1Present address: Centre for Ecology and Hydrology Banchory, Hill of Brathens, Banchory, Aberdeenshire, AB31 4BW, United-Kingdom.
Contrasting responses of migration strategies in two European thrushes to climate change
Article first published online: 27 OCT 2006
Global Change Biology
Volume 13, Issue 1, pages 275–287, January 2007
How to Cite
RIVALAN, P., FREDERIKSEN, M., LOL̈S, G. and JULLIARD, R. (2007), Contrasting responses of migration strategies in two European thrushes to climate change. Global Change Biology, 13: 275–287. doi: 10.1111/j.1365-2486.2006.01290.x
- Issue published online: 27 OCT 2006
- Article first published online: 27 OCT 2006
- Received 2 March 2006; revised version received 16 August 2006 and accepted 1 September 2006
- climate change;
- migration behaviour;
- plastic response;
- Turdus iliacus;
- Turdus merula

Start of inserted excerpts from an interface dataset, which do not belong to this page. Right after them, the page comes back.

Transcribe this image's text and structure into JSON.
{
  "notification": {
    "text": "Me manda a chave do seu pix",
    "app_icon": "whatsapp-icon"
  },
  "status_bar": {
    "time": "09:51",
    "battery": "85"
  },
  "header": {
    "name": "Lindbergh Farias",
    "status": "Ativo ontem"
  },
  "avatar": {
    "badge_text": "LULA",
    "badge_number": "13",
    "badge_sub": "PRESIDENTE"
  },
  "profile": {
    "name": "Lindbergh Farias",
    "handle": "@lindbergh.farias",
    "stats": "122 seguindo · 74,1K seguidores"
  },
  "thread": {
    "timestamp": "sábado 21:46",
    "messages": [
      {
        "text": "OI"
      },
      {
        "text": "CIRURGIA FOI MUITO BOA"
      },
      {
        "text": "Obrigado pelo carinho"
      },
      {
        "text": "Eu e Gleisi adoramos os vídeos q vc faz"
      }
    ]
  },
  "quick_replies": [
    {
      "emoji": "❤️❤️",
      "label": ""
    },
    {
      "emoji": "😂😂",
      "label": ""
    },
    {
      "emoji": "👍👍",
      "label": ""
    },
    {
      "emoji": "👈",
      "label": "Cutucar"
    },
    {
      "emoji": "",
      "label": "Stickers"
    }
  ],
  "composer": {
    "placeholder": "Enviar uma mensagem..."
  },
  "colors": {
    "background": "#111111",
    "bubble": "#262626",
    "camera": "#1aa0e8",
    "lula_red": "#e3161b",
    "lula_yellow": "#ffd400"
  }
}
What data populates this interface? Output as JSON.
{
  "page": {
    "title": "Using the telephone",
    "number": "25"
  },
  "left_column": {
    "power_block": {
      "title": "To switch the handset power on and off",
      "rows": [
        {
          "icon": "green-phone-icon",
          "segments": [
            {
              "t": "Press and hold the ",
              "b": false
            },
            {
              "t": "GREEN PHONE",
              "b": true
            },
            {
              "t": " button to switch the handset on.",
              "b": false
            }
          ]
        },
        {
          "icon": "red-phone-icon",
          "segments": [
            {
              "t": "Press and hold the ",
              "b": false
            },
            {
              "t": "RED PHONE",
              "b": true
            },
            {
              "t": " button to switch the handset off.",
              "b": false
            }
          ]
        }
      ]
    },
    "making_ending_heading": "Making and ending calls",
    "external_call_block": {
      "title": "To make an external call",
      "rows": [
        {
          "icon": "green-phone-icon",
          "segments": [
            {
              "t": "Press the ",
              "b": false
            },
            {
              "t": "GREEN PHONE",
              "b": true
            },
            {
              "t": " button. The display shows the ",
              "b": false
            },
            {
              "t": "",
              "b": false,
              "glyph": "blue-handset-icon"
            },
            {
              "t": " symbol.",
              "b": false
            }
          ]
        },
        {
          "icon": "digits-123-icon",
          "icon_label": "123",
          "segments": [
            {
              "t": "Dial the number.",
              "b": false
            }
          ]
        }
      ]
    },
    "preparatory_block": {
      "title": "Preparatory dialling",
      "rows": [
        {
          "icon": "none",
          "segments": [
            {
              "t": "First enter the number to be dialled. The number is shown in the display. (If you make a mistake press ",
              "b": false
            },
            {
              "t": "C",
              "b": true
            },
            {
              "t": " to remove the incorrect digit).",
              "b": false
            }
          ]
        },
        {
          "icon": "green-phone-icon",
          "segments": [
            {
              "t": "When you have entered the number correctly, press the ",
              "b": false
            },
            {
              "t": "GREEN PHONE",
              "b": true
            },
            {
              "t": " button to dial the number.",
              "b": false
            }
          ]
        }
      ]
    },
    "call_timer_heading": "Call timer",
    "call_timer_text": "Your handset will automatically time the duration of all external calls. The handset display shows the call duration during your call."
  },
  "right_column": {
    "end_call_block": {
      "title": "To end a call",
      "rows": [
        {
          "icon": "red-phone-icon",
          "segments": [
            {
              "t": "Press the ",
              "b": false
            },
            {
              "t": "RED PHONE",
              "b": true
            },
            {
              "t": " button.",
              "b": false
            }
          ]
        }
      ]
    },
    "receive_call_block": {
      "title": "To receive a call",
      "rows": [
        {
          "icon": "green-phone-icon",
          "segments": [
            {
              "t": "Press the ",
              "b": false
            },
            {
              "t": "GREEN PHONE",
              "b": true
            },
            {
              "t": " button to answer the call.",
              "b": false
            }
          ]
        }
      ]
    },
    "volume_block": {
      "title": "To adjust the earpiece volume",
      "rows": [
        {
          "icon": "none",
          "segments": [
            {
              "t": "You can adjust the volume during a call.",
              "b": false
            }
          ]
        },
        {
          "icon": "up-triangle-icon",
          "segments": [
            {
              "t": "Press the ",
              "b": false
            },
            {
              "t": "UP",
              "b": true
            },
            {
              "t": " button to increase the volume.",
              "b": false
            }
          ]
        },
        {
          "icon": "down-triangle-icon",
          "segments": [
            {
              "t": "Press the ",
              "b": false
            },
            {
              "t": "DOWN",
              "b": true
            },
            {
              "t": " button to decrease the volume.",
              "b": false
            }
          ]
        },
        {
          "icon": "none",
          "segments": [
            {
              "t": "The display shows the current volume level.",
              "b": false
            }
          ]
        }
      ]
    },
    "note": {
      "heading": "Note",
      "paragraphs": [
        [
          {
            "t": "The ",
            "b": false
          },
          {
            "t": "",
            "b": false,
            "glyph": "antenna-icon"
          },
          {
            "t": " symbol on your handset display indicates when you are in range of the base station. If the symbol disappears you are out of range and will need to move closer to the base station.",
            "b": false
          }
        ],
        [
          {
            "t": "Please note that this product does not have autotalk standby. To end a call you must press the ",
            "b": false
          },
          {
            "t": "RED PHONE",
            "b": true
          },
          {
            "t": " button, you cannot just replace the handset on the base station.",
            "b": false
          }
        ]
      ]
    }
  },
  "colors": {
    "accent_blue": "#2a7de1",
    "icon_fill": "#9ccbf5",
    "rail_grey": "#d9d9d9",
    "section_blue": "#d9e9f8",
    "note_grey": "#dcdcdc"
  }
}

Migration is a widespread strategy that enables animals to escape harsh winter conditions. It has been well documented that migration phenology in birds is changing in response to recent climate warming in the northern hemisphere. Despite the existence of large temporal and geographical scale ringing data on birds in Europe, changes in migration strategies in relation to climate warming have not been well studied, mainly because of a lack of appropriate statistical methods. In this paper, we develop a method that enables us to investigate temporal changes in migration strategies from recoveries of dead ringed birds. We estimated migration probability as the ratio between recovery probabilities of conspecific birds originating from different countries but potentially wintering in the same country. We applied this method to two European thrushes: the entirely migrant redwing Turdus iliacus, and the partially migrant blackbird T. merula. We tested for an immediate and a 1-year lagged relationship between our migration probability and climatic covariates (i.e. mean winter temperature in France and the North Atlantic Oscillation). Using ringing-recovery data collected in Finland, Germany, Switzerland and France from 1970 to 1999, we detected contrasting responses in these two species, likely related to their different migratory behaviours. Both species showed a decline in the probability for northern and eastern birds to winter in France. The entirely migratory redwing exhibited a year-to-year plastic response to climate, whereas the decline in the partially migrant blackbird was smooth, suggesting underlying genetic processes. The proposed method, thus, allows us to identify useful indicators of climatic impacts on migration strategies, as well as highlighting differences between closely related species.